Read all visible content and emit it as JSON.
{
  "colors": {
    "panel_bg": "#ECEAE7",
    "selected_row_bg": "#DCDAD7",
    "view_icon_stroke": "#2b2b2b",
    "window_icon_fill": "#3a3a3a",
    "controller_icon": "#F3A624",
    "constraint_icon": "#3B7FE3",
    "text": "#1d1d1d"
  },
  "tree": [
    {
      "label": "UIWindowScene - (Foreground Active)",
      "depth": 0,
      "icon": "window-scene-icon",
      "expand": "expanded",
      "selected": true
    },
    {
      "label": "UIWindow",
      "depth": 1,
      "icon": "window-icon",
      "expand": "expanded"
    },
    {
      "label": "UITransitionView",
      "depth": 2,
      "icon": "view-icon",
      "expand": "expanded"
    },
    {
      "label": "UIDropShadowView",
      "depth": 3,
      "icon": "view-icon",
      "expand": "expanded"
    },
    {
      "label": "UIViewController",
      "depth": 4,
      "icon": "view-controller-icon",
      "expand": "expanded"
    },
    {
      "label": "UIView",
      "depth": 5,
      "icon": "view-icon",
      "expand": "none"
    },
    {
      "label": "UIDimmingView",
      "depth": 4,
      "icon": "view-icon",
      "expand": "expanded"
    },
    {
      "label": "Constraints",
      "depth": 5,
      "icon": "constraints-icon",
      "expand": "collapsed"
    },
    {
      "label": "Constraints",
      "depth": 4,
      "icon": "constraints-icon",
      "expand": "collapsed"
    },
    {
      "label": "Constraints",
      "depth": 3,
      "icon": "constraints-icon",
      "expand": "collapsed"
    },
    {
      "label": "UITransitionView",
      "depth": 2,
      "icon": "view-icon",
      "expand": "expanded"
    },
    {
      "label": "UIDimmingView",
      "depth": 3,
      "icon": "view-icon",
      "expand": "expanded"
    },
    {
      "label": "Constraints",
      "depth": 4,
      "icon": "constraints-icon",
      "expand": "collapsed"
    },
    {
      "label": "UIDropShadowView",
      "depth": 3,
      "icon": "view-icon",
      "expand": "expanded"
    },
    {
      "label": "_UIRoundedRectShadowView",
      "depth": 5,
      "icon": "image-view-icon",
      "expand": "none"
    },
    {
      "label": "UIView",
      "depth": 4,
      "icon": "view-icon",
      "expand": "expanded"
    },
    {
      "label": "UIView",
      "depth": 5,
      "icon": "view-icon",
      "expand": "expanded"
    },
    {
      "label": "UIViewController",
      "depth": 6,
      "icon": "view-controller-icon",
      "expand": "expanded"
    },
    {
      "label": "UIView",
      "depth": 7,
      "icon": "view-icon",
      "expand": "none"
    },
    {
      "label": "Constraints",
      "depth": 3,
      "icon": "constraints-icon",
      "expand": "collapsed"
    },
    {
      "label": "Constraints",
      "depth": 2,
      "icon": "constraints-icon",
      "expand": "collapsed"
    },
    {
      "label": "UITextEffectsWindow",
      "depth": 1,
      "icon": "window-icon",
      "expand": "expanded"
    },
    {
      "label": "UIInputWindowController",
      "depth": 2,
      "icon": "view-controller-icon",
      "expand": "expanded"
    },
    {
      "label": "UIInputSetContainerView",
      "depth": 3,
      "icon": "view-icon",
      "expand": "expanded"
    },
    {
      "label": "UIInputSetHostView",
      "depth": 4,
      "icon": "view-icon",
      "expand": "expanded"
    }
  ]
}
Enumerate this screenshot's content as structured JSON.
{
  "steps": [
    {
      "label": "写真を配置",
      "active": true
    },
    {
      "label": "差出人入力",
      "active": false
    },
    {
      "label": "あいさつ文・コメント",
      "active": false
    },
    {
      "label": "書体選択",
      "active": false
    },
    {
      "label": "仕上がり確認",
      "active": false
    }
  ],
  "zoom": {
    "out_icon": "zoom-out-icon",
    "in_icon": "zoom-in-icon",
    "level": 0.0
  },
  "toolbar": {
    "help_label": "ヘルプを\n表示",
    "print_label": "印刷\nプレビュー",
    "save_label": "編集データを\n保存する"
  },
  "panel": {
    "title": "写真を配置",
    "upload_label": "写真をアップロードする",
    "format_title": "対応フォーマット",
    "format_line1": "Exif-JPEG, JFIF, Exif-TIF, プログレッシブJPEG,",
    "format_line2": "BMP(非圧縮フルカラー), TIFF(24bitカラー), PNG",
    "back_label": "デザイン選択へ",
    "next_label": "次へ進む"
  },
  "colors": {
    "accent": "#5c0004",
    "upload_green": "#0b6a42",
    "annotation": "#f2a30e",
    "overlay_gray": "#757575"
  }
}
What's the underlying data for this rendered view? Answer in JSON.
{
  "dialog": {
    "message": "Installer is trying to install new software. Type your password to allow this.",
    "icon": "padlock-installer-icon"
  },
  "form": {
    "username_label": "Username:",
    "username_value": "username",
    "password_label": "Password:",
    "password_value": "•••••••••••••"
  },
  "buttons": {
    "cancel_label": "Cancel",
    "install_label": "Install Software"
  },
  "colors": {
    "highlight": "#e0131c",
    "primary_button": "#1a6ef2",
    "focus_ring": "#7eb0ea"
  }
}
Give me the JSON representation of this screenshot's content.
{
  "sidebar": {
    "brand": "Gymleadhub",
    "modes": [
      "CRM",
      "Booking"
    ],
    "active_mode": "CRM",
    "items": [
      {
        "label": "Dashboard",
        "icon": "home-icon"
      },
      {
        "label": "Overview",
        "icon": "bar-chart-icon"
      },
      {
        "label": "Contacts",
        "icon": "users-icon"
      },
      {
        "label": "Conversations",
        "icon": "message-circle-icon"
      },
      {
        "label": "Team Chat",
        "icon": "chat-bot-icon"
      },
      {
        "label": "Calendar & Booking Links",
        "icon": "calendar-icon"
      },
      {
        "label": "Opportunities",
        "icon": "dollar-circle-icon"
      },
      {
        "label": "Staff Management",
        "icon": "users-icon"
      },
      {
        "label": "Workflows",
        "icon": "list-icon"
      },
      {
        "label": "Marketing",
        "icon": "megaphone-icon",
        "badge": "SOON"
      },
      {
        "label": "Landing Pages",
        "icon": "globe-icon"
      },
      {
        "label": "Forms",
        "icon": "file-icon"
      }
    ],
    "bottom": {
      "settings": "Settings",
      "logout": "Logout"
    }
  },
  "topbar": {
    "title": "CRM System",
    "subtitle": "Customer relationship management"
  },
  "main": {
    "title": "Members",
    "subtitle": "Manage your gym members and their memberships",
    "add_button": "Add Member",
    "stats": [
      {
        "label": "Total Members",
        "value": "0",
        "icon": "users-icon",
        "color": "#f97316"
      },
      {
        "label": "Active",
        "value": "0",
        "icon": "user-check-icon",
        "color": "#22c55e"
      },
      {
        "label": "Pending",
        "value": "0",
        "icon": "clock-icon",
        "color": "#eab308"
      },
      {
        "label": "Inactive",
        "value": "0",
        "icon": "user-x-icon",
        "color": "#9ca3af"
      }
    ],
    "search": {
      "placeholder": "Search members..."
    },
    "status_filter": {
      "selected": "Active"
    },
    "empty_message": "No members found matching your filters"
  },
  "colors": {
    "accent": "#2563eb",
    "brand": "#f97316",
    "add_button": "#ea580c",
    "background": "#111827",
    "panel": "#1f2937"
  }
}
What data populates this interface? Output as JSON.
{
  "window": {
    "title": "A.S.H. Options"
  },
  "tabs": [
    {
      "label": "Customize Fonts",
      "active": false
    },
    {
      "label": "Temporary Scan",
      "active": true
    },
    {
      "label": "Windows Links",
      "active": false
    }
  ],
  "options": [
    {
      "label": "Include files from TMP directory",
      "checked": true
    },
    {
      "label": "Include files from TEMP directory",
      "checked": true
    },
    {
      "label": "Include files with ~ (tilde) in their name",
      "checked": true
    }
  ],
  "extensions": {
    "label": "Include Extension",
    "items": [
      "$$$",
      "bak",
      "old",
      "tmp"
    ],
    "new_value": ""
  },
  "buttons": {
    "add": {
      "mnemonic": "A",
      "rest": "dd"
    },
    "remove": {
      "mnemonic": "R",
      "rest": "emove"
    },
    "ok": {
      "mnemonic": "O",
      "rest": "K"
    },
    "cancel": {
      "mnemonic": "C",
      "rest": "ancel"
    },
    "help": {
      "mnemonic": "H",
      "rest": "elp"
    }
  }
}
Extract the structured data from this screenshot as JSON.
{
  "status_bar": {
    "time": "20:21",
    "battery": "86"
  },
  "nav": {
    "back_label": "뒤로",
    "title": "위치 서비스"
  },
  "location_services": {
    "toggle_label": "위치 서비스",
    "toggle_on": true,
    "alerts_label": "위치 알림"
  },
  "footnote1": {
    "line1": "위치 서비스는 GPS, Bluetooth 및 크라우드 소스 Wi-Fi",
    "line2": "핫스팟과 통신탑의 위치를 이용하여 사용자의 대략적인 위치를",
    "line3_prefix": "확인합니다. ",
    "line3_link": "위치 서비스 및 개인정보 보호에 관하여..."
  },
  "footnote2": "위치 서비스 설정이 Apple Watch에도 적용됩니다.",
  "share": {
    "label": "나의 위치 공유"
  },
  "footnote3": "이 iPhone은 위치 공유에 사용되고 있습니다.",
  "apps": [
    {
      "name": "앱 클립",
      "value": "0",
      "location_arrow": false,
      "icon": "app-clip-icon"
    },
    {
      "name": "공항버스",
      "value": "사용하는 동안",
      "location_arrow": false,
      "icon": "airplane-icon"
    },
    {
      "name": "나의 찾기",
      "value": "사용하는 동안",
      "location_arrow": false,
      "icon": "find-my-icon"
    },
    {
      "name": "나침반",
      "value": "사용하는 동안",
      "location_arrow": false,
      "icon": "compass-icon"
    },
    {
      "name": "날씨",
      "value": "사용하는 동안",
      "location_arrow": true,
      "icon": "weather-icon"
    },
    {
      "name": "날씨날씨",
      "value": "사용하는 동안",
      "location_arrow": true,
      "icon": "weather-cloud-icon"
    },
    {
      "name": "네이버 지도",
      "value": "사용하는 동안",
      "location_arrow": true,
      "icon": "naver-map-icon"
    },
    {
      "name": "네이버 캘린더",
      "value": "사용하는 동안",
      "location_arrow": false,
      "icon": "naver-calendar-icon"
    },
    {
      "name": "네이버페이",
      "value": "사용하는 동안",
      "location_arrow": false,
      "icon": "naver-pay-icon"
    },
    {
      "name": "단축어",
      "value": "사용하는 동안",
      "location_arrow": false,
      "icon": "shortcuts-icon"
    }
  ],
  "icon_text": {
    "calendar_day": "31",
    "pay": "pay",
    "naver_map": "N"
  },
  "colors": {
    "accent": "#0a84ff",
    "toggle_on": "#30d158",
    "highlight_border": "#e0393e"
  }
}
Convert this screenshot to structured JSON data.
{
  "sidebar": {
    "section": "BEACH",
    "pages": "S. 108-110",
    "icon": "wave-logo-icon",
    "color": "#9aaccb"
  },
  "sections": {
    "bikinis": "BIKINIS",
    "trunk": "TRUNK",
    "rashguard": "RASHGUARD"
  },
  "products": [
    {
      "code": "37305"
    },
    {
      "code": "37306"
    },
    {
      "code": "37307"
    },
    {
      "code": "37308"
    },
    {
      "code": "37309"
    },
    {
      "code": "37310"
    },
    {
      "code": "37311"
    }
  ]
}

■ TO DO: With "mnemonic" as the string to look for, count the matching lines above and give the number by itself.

■ REPLY TO THE EXERCISE: 5